Thursday, August 18, 2005

My ideal Candidate for Public Office


Okay, most people don't even remember who he was, plus, he's dead, which is probably a disqualifier, and he was Roman, which is a definite disqualifier, since he doesn't live in the district.
In case you forgot, Cinncinatus was the man called from his plow to lead Rome with autocratic powers until the danger had passed. Afterwards, he returned power to the Senate, and went home to his plow.
Thomas Jefferson once said that "any man who would seek public office is not worthy of it." This from a guy who really wanted to be President, and eventually did become only the third one in our history.
Today, politicians seem to feel the need to work their way up through the ranks. First a school board, then a city councilman, then a state representative, then statewide office followed by national service as either a congressman or a senator.
The first person asked "What are your qualifications?" who can answer, "I am above the minimum age, I reside in the legislative district that I am running from, and I have no legal restrictions that would keep me from serving," has got my vote.
For some reason, we always assume that only people who have worked their way through the system are eligible to serve. Why do we not select those people that have succeeded in life, either professionally, or personally, who assume the duty of serving their fellow citizens, and would gladly go back to their own lives after their service is over?
I know that the argument for a professional class of politicians is that they have knowledge in how to make the system work. However, it has always been my experience that I have gotten more done when I did not know that I couldn't do something. Reminds me of when I was 12 and in the Boy Scouts. Up to that time, I could easily draw two cards to fill an inside straight. It was only after I read a book on the statistical improbablility of that happening, that I was never able to do it again.
Every political entity has a staff that has been in residence for quite a while. They can assist the politician, but they are hindered in their approach to new and creative ideas.
A profesional politician is suspect in my mind, because their own election or reelection becomes more important than the service to their fellow citizens. I would like to support a politician who if elected could say, "Okay, but just for a little while." Or, if they lost, could say "thank God, now I can go back to my life."
I always wanted to run for governor on the platform that if I was elected, I would not go anywhere near Helena. Unfortunately, it is the law that the Governor has to reside in Helena. Helena. Have you ever been there? Why on earth would anyone voluntarily live there? Okay, maybe if you had a pre-release center, the convicts wouldn't have a choice, but to voluntarily want to go there? Right off the bat, you are suspect in your sanity, in my mind anyway.
Washington is even worse. If you ever spent anytime in the DC area, you understand why Congress takes August off. The crowds, the lack of open space, and the egomaniacs who reside there do not make it any kind of place that I would want to live in.
When I was in the Army, you could always tell the General Staff bastards that came from the Pentagon. They had an attitude that just reeked of condecension, even though we were on the front lines, and they were safely ensconced in their protective cocoons of self importance.
I saw it in the politicians that were sent to Washington as well. There were so many toadies who were only too willing to bow and scrape before someone because they had Congressman or Senator in front of their father's name. The worst thing was that the politicians seemed to assume that it was their inherent right to have these toadies. Someone who has already succeeded in life is less lilely to think that they are more than they know that they are.
So, let's hear it for the common man or woman, who would serve if necessary, but has already had a full life, and doesn't need the headache if they aren't selected.

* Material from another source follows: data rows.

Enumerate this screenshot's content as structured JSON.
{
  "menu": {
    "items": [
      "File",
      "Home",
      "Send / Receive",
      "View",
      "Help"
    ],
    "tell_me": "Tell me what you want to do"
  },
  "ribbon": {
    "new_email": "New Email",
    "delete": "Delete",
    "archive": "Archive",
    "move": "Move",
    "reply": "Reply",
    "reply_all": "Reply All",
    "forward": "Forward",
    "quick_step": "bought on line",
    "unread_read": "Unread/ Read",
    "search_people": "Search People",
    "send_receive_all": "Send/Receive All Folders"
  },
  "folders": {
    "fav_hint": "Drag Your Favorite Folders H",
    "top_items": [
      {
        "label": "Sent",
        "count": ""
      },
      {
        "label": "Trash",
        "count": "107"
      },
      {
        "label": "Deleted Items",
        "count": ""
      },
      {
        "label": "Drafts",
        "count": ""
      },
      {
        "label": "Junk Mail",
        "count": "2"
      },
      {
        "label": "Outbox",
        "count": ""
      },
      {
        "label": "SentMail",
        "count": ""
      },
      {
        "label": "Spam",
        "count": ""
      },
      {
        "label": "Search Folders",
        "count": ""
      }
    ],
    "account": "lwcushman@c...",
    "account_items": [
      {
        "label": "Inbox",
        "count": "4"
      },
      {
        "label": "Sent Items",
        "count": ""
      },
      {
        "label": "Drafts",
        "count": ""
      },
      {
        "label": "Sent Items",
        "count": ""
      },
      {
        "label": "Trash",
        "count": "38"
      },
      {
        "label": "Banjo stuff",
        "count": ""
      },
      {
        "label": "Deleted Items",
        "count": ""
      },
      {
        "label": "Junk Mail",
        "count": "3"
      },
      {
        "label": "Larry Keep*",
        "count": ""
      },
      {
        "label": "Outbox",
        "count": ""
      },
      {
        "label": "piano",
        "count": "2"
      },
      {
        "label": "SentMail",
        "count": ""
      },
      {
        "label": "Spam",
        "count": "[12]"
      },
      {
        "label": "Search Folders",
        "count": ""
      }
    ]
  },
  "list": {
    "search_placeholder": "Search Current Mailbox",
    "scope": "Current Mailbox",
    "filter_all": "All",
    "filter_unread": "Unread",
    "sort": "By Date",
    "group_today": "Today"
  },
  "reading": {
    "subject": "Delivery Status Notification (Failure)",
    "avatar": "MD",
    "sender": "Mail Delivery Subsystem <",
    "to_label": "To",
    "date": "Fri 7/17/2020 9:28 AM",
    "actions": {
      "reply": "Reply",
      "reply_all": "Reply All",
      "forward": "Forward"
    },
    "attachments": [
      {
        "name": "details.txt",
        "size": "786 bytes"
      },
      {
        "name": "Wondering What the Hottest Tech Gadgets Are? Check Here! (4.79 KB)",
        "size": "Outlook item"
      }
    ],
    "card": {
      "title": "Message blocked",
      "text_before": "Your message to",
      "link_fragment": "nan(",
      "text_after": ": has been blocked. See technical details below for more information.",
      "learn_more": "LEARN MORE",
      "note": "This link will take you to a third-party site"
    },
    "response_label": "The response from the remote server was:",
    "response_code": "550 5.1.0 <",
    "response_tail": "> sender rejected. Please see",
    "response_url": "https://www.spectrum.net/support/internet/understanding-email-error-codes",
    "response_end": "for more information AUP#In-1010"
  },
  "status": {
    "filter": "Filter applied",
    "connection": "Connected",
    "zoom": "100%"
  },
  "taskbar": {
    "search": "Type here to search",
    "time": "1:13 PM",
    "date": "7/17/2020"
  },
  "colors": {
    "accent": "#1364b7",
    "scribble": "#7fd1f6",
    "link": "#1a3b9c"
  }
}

1 comment:

Wulfgar said...

As someone who does know who Cincinnatus was, I gotta say: Good call.